We were told to learn a lesson from the fig tree. But Advent comes at a very strange time of the year indeed. It is still three weeks until the shortest day of the year and three months after that before the trees will even begin to blossom. (pause) Oh… but they will begin to blossom. Yes, it is going to be a long winter. And there is no guarantee there won’t be another “storm of the century” before the weather turns again. Heck, there were two just sixty days apart already!
We’ve been told to learn a lesson from the fig tree: As soon as its twigs get tender and its leaves come out, you know that summer is near. 29 Even so, when you see these things happening, you know that it is near, right at the door. But if we did not know that we know that we know that summer is coming, we’d never stick around for winter. It is just too hard.

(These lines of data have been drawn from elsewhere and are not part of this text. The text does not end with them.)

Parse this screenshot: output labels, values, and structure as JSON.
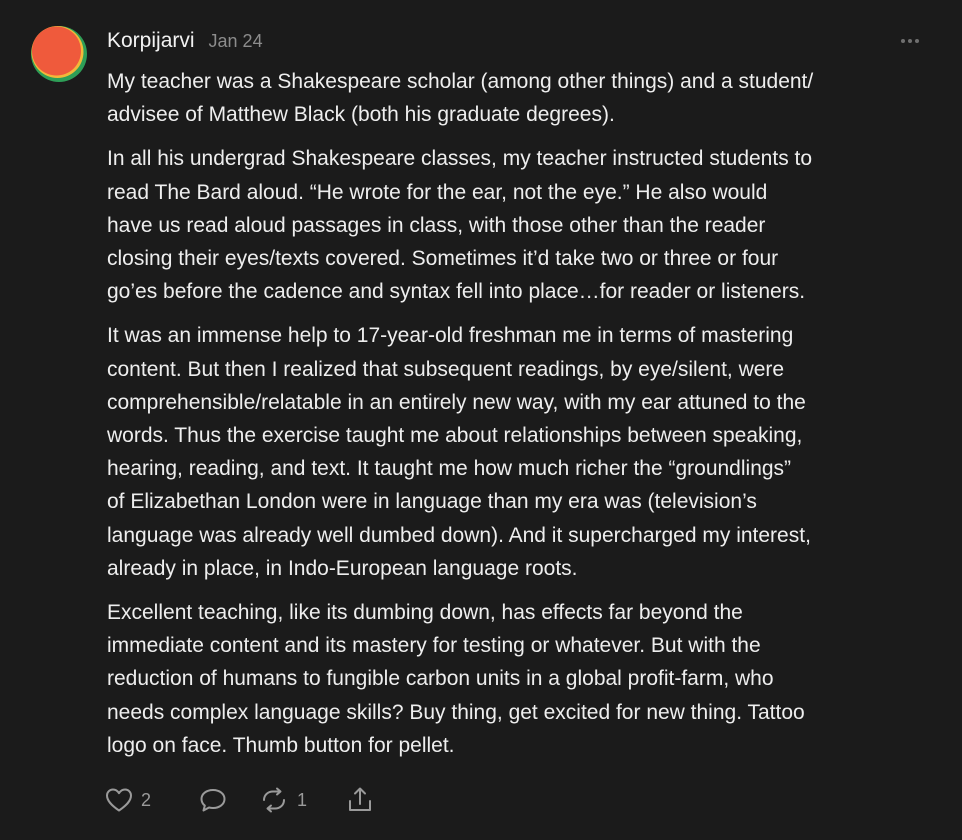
{
  "comment": {
    "author": "Korpijarvi",
    "date": "Jan 24",
    "paragraphs": [
      [
        "My teacher was a Shakespeare scholar (among other things) and a student/",
        "advisee of Matthew Black (both his graduate degrees)."
      ],
      [
        "In all his undergrad Shakespeare classes, my teacher instructed students to",
        "read The Bard aloud. “He wrote for the ear, not the eye.” He also would",
        "have us read aloud passages in class, with those other than the reader",
        "closing their eyes/texts covered. Sometimes it’d take two or three or four",
        "go’es before the cadence and syntax fell into place…for reader or listeners."
      ],
      [
        "It was an immense help to 17-year-old freshman me in terms of mastering",
        "content. But then I realized that subsequent readings, by eye/silent, were",
        "comprehensible/relatable in an entirely new way, with my ear attuned to the",
        "words. Thus the exercise taught me about relationships between speaking,",
        "hearing, reading, and text. It taught me how much richer the “groundlings”",
        "of Elizabethan London were in language than my era was (television’s",
        "language was already well dumbed down). And it supercharged my interest,",
        "already in place, in Indo-European language roots."
      ],
      [
        "Excellent teaching, like its dumbing down, has effects far beyond the",
        "immediate content and its mastery for testing or whatever. But with the",
        "reduction of humans to fungible carbon units in a global profit-farm, who",
        "needs complex language skills? Buy thing, get excited for new thing. Tattoo",
        "logo on face. Thumb button for pellet."
      ]
    ]
  },
  "actions": {
    "like_count": "2",
    "restack_count": "1"
  },
  "icons": {
    "like": "heart-icon",
    "reply": "speech-bubble-icon",
    "restack": "restack-arrows-icon",
    "share": "share-upload-icon",
    "more": "ellipsis-icon"
  },
  "colors": {
    "background": "#1b1b1b",
    "avatar_outer": "#2e9e57",
    "avatar_mid": "#f3b83a",
    "avatar_inner": "#ef5a3c"
  }
}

But summer is coming and the Son of Man has great power and he said, “Truly I tell you, this generation will certainly not pass away until all these things have happened. Heaven and earth will pass away, but my words will never pass away.” And he said, “I am the good shepherd. The good shepherd lays down his life for the sheep. (John 10:11 ESV) He also said, “I will never leave you nor forsake you.” So we can confidently say, “The Lord is my helper; I will not fear.” (Hebrews 13:5-6 ESV)
The Son of Man has great power and glory. Summer will come again. And everything he said will happen.

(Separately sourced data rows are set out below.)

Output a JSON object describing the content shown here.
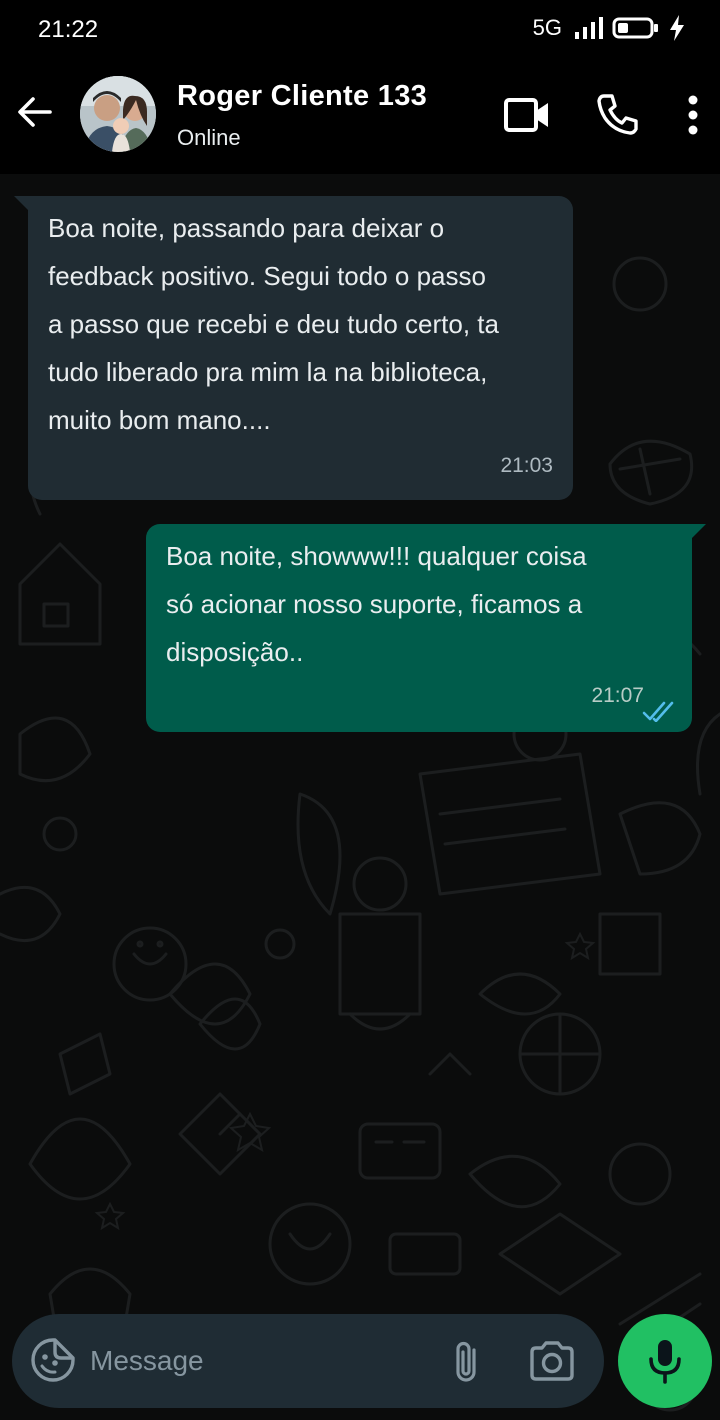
{
  "status_bar": {
    "time": "21:22",
    "network": "5G",
    "icons": [
      "signal-icon",
      "battery-icon",
      "charging-bolt-icon"
    ]
  },
  "header": {
    "contact_name": "Roger Cliente 133",
    "contact_status": "Online",
    "icons": [
      "back-arrow-icon",
      "video-call-icon",
      "phone-icon",
      "more-options-icon"
    ]
  },
  "messages": [
    {
      "direction": "incoming",
      "text": "Boa noite, passando para deixar o\nfeedback positivo. Segui todo o passo\na passo que recebi e deu tudo certo, ta\ntudo liberado pra mim la na biblioteca,\nmuito bom mano....",
      "time": "21:03"
    },
    {
      "direction": "outgoing",
      "text": "Boa noite, showww!!! qualquer coisa\nsó acionar nosso suporte, ficamos a\ndisposição..",
      "time": "21:07",
      "status_icon": "double-check-read-icon"
    }
  ],
  "composer": {
    "placeholder": "Message",
    "value": "",
    "icons": [
      "emoji-sticker-icon",
      "paperclip-icon",
      "camera-icon",
      "microphone-icon"
    ]
  },
  "colors": {
    "header_bg": "#000000",
    "chat_bg": "#0b0c0c",
    "incoming_bubble": "#202c33",
    "outgoing_bubble": "#005c4b",
    "read_ticks": "#53bdeb",
    "mic_button": "#21c063",
    "composer_bg": "#1f2c34"
  }
}
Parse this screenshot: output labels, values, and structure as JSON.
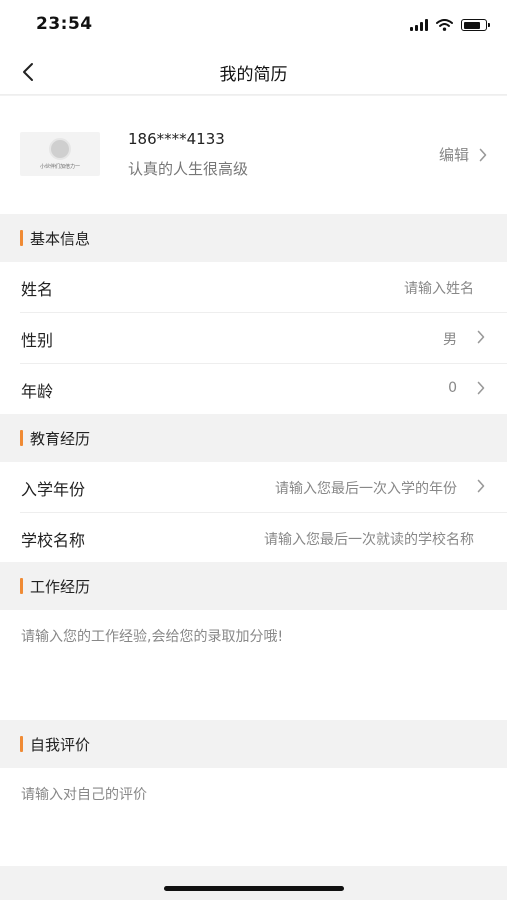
{
  "status_bar": {
    "time": "23:54"
  },
  "nav": {
    "title": "我的简历"
  },
  "profile": {
    "avatar_caption": "小伙伴们加倍力一",
    "phone": "186****4133",
    "motto": "认真的人生很高级",
    "edit_label": "编辑"
  },
  "sections": {
    "basic": {
      "title": "基本信息"
    },
    "education": {
      "title": "教育经历"
    },
    "work": {
      "title": "工作经历"
    },
    "self": {
      "title": "自我评价"
    }
  },
  "basic_rows": [
    {
      "label": "姓名",
      "value": "请输入姓名"
    },
    {
      "label": "性别",
      "value": "男"
    },
    {
      "label": "年龄",
      "value": "0"
    }
  ],
  "education_rows": [
    {
      "label": "入学年份",
      "value": "请输入您最后一次入学的年份"
    },
    {
      "label": "学校名称",
      "value": "请输入您最后一次就读的学校名称"
    }
  ],
  "work": {
    "placeholder": "请输入您的工作经验,会给您的录取加分哦!"
  },
  "self_eval": {
    "placeholder": "请输入对自己的评价"
  },
  "colors": {
    "accent": "#f08b35",
    "background": "#f2f2f2"
  },
  "icons": {
    "back": "chevron-left-icon",
    "chevron": "chevron-right-icon",
    "wifi": "wifi-icon",
    "signal": "signal-icon",
    "battery": "battery-icon"
  }
}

But things are not right in my life. I need help, and no help seems to have come. It isn’t that I expect instant results, but there has to be something I can do. Won’t someone please tell me what to do until all this works itself out?

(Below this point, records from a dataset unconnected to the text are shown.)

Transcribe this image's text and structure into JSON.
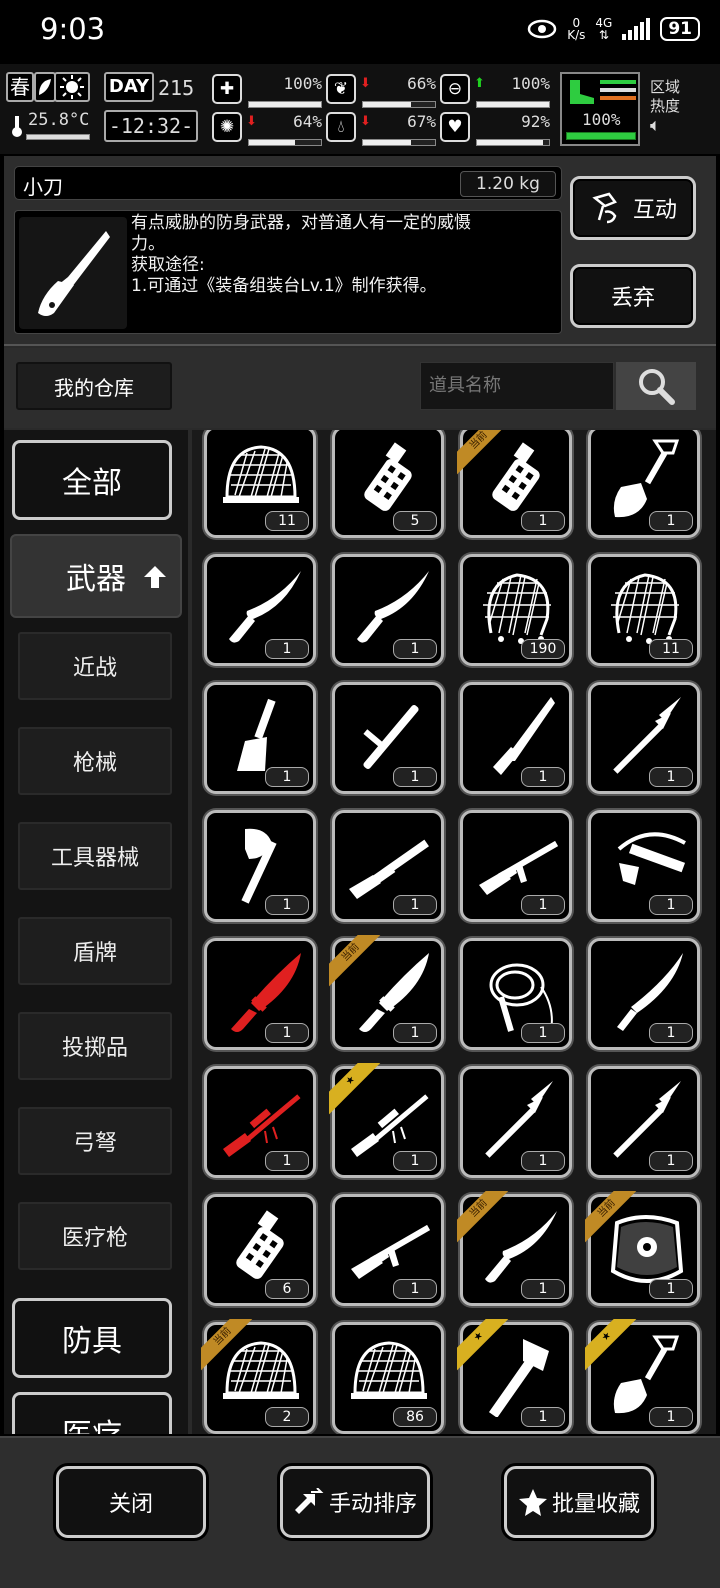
{
  "status_bar": {
    "time": "9:03",
    "net_speed_value": "0",
    "net_speed_unit": "K/s",
    "network": "4G",
    "battery": "91"
  },
  "hud": {
    "season": "春",
    "temperature": "25.8°C",
    "day_label": "DAY",
    "day_value": "215",
    "clock": "-12:32-",
    "stats": [
      {
        "icon": "first-aid-icon",
        "value": "100%",
        "arrow": "",
        "level": 1.0
      },
      {
        "icon": "stomach-icon",
        "value": "66%",
        "arrow": "down",
        "level": 0.66
      },
      {
        "icon": "lungs-icon",
        "value": "100%",
        "arrow": "up",
        "level": 1.0
      },
      {
        "icon": "brain-icon",
        "value": "64%",
        "arrow": "down",
        "level": 0.64
      },
      {
        "icon": "water-drop-icon",
        "value": "67%",
        "arrow": "down",
        "level": 0.67
      },
      {
        "icon": "heart-icon",
        "value": "92%",
        "arrow": "",
        "level": 0.92
      }
    ],
    "stamina": "100%",
    "region_label_1": "区域",
    "region_label_2": "热度"
  },
  "item_detail": {
    "name": "小刀",
    "weight": "1.20 kg",
    "description": "有点威胁的防身武器，对普通人有一定的威慑\n力。\n获取途径:\n1.可通过《装备组装台Lv.1》制作获得。",
    "interact_label": "互动",
    "discard_label": "丢弃"
  },
  "storage": {
    "tab_label": "我的仓库",
    "search_placeholder": "道具名称"
  },
  "sidebar": {
    "all": "全部",
    "weapons": "武器",
    "sub": [
      "近战",
      "枪械",
      "工具器械",
      "盾牌",
      "投掷品",
      "弓弩",
      "医疗枪"
    ],
    "armor": "防具",
    "medical": "医疗"
  },
  "tag_text": "当前",
  "items": [
    {
      "icon": "net-helmet-icon",
      "count": "11",
      "tag": ""
    },
    {
      "icon": "grenade-icon",
      "count": "5",
      "tag": ""
    },
    {
      "icon": "grenade-icon",
      "count": "1",
      "tag": "current"
    },
    {
      "icon": "shovel-icon",
      "count": "1",
      "tag": ""
    },
    {
      "icon": "machete-icon",
      "count": "1",
      "tag": ""
    },
    {
      "icon": "machete-icon",
      "count": "1",
      "tag": ""
    },
    {
      "icon": "net-icon",
      "count": "190",
      "tag": ""
    },
    {
      "icon": "net-icon",
      "count": "11",
      "tag": ""
    },
    {
      "icon": "chisel-icon",
      "count": "1",
      "tag": ""
    },
    {
      "icon": "baton-icon",
      "count": "1",
      "tag": ""
    },
    {
      "icon": "folding-knife-icon",
      "count": "1",
      "tag": ""
    },
    {
      "icon": "spear-icon",
      "count": "1",
      "tag": ""
    },
    {
      "icon": "axe-icon",
      "count": "1",
      "tag": ""
    },
    {
      "icon": "shotgun-icon",
      "count": "1",
      "tag": ""
    },
    {
      "icon": "rifle-icon",
      "count": "1",
      "tag": ""
    },
    {
      "icon": "crossbow-icon",
      "count": "1",
      "tag": ""
    },
    {
      "icon": "combat-knife-icon",
      "count": "1",
      "tag": "",
      "color": "#e02020"
    },
    {
      "icon": "combat-knife-icon",
      "count": "1",
      "tag": "current"
    },
    {
      "icon": "whip-icon",
      "count": "1",
      "tag": ""
    },
    {
      "icon": "sword-icon",
      "count": "1",
      "tag": ""
    },
    {
      "icon": "sniper-rifle-icon",
      "count": "1",
      "tag": "",
      "color": "#e02020"
    },
    {
      "icon": "sniper-rifle-icon",
      "count": "1",
      "tag": "star"
    },
    {
      "icon": "spear-icon",
      "count": "1",
      "tag": ""
    },
    {
      "icon": "spear-icon",
      "count": "1",
      "tag": ""
    },
    {
      "icon": "grenade-icon",
      "count": "6",
      "tag": ""
    },
    {
      "icon": "rifle-icon",
      "count": "1",
      "tag": ""
    },
    {
      "icon": "machete-icon",
      "count": "1",
      "tag": "current"
    },
    {
      "icon": "shield-icon",
      "count": "1",
      "tag": "current"
    },
    {
      "icon": "net-helmet-icon",
      "count": "2",
      "tag": "current"
    },
    {
      "icon": "net-helmet-icon",
      "count": "86",
      "tag": ""
    },
    {
      "icon": "hatchet-icon",
      "count": "1",
      "tag": "star"
    },
    {
      "icon": "shovel-icon",
      "count": "1",
      "tag": "star"
    }
  ],
  "bottom": {
    "close": "关闭",
    "manual_sort": "手动排序",
    "batch_favorite": "批量收藏"
  }
}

There’s a children’s tale embedded in the very end of the story because he knows we are all children and he doesn’t want us to ever lose our sense of wonder and amazement. In the children’s story he told us how to meet life: “Be on guard! Be alert! You do not know when that time will come. It’s like a man going away: He leaves his house and puts his servants in charge, each with their assigned task, and tells the one at the door to keep watch.” It is going to feel very like the owner of the house has left and all the responsibility is in your hands. It is going to feel very like God must be off in some foreign country and that he cannot possibly know or understand your need. But the things he has promised: restoration, healing, comfort, provision, resurrection, are all his responsibility. All he has asked you to do is stand at the door and watch for him. And sometimes the pain or the need or the trouble will be so great all you’ll be able to do is stand at the door and hold onto the doorpost for dear life. The water of the great flood is lapping at your feet just as it was in The Last Battle. But if you know The Story, you also know he told his people to put a mezuzah on the door, a little metal or glass capsule, placed just where your hand would go if you were holding the doorpost against some force that threatened to suck you out. And your hand would be resting on the mezuzah, and you’d remember that part of The Story, because what is in the mezuzah says, “Hear, O Israel: The LORD our God, the LORD is one. You shall love the LORD your God with all your heart and with all your soul and with all your might.” (Deuteronomy 6:4-5 ESV) That’s all he’s asked you to do. He knows the rest.
The Son of Man has great power and glory. Summer will come again. And everything he said will happen. And all he wants you to do is hang on. That’s why it is so important as we begin at the beginning of all the beginnings that we begin at the very end of the Great Story, which no one on earth has read: which goes on for ever: in which every chapter is better than the one before.